--- Materials provided ---
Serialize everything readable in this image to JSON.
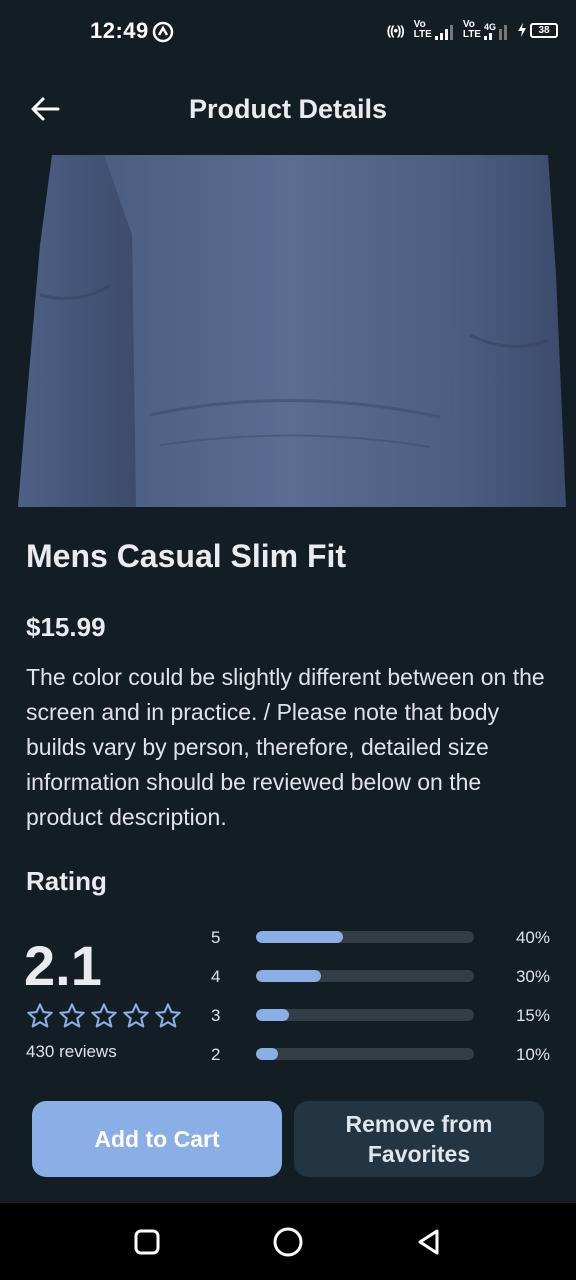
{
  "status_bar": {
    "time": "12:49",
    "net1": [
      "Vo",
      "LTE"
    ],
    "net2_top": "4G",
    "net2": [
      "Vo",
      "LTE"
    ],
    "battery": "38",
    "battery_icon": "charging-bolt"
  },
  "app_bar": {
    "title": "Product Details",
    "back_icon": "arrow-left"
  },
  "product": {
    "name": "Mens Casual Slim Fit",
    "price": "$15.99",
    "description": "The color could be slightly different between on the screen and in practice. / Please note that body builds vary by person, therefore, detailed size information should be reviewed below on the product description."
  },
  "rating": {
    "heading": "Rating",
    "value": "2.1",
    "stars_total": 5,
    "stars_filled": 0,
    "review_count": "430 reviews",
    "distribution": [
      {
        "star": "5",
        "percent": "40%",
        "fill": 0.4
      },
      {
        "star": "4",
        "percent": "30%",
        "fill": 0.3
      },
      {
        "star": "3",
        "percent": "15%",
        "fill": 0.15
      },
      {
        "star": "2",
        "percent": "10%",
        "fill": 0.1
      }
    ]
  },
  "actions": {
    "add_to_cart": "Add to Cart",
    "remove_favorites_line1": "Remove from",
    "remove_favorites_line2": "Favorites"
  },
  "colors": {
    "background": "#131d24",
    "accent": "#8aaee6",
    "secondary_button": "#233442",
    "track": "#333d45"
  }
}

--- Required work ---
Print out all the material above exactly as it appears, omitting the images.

--- Exercise solution ---
Serialize everything readable in this image to JSON.
{
  "status_bar": {
    "time": "12:49",
    "net1": [
      "Vo",
      "LTE"
    ],
    "net2_top": "4G",
    "net2": [
      "Vo",
      "LTE"
    ],
    "battery": "38",
    "battery_icon": "charging-bolt"
  },
  "app_bar": {
    "title": "Product Details",
    "back_icon": "arrow-left"
  },
  "product": {
    "name": "Mens Casual Slim Fit",
    "price": "$15.99",
    "description": "The color could be slightly different between on the screen and in practice. / Please note that body builds vary by person, therefore, detailed size information should be reviewed below on the product description."
  },
  "rating": {
    "heading": "Rating",
    "value": "2.1",
    "stars_total": 5,
    "stars_filled": 0,
    "review_count": "430 reviews",
    "distribution": [
      {
        "star": "5",
        "percent": "40%",
        "fill": 0.4
      },
      {
        "star": "4",
        "percent": "30%",
        "fill": 0.3
      },
      {
        "star": "3",
        "percent": "15%",
        "fill": 0.15
      },
      {
        "star": "2",
        "percent": "10%",
        "fill": 0.1
      }
    ]
  },
  "actions": {
    "add_to_cart": "Add to Cart",
    "remove_favorites_line1": "Remove from",
    "remove_favorites_line2": "Favorites"
  },
  "colors": {
    "background": "#131d24",
    "accent": "#8aaee6",
    "secondary_button": "#233442",
    "track": "#333d45"
  }
}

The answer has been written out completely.